### REQUIREMENT
Keeping each line exactly as it is, output all of the records.

### Web page and app entries
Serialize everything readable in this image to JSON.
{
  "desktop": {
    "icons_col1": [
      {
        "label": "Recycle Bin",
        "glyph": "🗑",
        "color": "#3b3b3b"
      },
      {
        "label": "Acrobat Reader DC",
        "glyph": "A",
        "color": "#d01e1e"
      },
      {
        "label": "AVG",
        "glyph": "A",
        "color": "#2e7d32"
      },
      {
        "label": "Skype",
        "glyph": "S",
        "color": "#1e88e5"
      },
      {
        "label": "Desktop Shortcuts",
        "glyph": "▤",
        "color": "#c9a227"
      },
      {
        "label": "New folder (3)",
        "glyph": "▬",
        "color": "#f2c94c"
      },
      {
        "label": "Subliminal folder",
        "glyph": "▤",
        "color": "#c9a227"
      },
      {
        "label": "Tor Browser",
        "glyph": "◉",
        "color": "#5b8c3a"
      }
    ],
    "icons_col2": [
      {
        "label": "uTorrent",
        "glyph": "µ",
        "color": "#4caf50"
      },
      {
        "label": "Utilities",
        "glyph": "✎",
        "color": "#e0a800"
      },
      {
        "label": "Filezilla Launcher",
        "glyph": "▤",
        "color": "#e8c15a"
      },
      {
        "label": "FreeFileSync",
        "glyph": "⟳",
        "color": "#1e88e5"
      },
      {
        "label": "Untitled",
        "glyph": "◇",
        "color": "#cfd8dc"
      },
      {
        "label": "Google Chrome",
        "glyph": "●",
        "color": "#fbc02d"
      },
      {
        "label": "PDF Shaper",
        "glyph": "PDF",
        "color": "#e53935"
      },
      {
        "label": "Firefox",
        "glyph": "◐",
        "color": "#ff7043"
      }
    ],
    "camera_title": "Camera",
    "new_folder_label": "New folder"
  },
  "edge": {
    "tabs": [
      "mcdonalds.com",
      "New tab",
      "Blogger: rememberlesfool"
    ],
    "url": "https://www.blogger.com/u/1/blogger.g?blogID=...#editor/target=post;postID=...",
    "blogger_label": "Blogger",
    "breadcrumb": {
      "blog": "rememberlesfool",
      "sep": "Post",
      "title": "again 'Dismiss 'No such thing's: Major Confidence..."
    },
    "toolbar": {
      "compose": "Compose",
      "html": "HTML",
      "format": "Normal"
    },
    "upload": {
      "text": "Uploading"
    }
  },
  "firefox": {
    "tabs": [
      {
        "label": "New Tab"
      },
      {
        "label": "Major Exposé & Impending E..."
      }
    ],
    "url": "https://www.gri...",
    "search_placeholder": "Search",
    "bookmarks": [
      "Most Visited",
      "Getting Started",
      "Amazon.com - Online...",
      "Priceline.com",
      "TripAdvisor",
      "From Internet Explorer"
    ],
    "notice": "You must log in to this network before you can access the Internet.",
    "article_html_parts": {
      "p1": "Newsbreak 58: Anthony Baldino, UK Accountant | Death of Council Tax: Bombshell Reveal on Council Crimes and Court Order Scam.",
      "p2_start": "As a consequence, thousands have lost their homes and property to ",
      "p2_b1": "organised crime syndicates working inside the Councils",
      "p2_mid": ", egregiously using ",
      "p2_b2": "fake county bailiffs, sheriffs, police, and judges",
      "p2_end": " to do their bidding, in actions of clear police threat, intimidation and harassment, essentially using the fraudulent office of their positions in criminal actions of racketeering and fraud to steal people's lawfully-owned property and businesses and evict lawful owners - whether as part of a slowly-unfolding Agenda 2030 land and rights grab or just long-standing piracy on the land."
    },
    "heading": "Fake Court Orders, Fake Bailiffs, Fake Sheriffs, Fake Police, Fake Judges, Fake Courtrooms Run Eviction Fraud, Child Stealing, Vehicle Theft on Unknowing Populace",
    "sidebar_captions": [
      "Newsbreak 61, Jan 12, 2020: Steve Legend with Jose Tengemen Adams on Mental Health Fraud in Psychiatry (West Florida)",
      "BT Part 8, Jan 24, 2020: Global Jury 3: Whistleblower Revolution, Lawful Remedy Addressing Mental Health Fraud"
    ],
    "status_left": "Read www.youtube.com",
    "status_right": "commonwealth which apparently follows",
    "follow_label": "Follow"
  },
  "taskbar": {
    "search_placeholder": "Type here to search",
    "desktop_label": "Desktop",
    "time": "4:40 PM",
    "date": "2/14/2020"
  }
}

### RESPONSE TO THIS EXERCISE
Serialize everything readable in this image to JSON.
{
  "desktop": {
    "icons_col1": [
      {
        "label": "Recycle Bin",
        "glyph": "🗑",
        "color": "#3b3b3b"
      },
      {
        "label": "Acrobat Reader DC",
        "glyph": "A",
        "color": "#d01e1e"
      },
      {
        "label": "AVG",
        "glyph": "A",
        "color": "#2e7d32"
      },
      {
        "label": "Skype",
        "glyph": "S",
        "color": "#1e88e5"
      },
      {
        "label": "Desktop Shortcuts",
        "glyph": "▤",
        "color": "#c9a227"
      },
      {
        "label": "New folder (3)",
        "glyph": "▬",
        "color": "#f2c94c"
      },
      {
        "label": "Subliminal folder",
        "glyph": "▤",
        "color": "#c9a227"
      },
      {
        "label": "Tor Browser",
        "glyph": "◉",
        "color": "#5b8c3a"
      }
    ],
    "icons_col2": [
      {
        "label": "uTorrent",
        "glyph": "µ",
        "color": "#4caf50"
      },
      {
        "label": "Utilities",
        "glyph": "✎",
        "color": "#e0a800"
      },
      {
        "label": "Filezilla Launcher",
        "glyph": "▤",
        "color": "#e8c15a"
      },
      {
        "label": "FreeFileSync",
        "glyph": "⟳",
        "color": "#1e88e5"
      },
      {
        "label": "Untitled",
        "glyph": "◇",
        "color": "#cfd8dc"
      },
      {
        "label": "Google Chrome",
        "glyph": "●",
        "color": "#fbc02d"
      },
      {
        "label": "PDF Shaper",
        "glyph": "PDF",
        "color": "#e53935"
      },
      {
        "label": "Firefox",
        "glyph": "◐",
        "color": "#ff7043"
      }
    ],
    "camera_title": "Camera",
    "new_folder_label": "New folder"
  },
  "edge": {
    "tabs": [
      "mcdonalds.com",
      "New tab",
      "Blogger: rememberlesfool"
    ],
    "url": "https://www.blogger.com/u/1/blogger.g?blogID=...#editor/target=post;postID=...",
    "blogger_label": "Blogger",
    "breadcrumb": {
      "blog": "rememberlesfool",
      "sep": "Post",
      "title": "again 'Dismiss 'No such thing's: Major Confidence..."
    },
    "toolbar": {
      "compose": "Compose",
      "html": "HTML",
      "format": "Normal"
    },
    "upload": {
      "text": "Uploading"
    }
  },
  "firefox": {
    "tabs": [
      {
        "label": "New Tab"
      },
      {
        "label": "Major Exposé & Impending E..."
      }
    ],
    "url": "https://www.gri...",
    "search_placeholder": "Search",
    "bookmarks": [
      "Most Visited",
      "Getting Started",
      "Amazon.com - Online...",
      "Priceline.com",
      "TripAdvisor",
      "From Internet Explorer"
    ],
    "notice": "You must log in to this network before you can access the Internet.",
    "article_html_parts": {
      "p1": "Newsbreak 58: Anthony Baldino, UK Accountant | Death of Council Tax: Bombshell Reveal on Council Crimes and Court Order Scam.",
      "p2_start": "As a consequence, thousands have lost their homes and property to ",
      "p2_b1": "organised crime syndicates working inside the Councils",
      "p2_mid": ", egregiously using ",
      "p2_b2": "fake county bailiffs, sheriffs, police, and judges",
      "p2_end": " to do their bidding, in actions of clear police threat, intimidation and harassment, essentially using the fraudulent office of their positions in criminal actions of racketeering and fraud to steal people's lawfully-owned property and businesses and evict lawful owners - whether as part of a slowly-unfolding Agenda 2030 land and rights grab or just long-standing piracy on the land."
    },
    "heading": "Fake Court Orders, Fake Bailiffs, Fake Sheriffs, Fake Police, Fake Judges, Fake Courtrooms Run Eviction Fraud, Child Stealing, Vehicle Theft on Unknowing Populace",
    "sidebar_captions": [
      "Newsbreak 61, Jan 12, 2020: Steve Legend with Jose Tengemen Adams on Mental Health Fraud in Psychiatry (West Florida)",
      "BT Part 8, Jan 24, 2020: Global Jury 3: Whistleblower Revolution, Lawful Remedy Addressing Mental Health Fraud"
    ],
    "status_left": "Read www.youtube.com",
    "status_right": "commonwealth which apparently follows",
    "follow_label": "Follow"
  },
  "taskbar": {
    "search_placeholder": "Type here to search",
    "desktop_label": "Desktop",
    "time": "4:40 PM",
    "date": "2/14/2020"
  }
}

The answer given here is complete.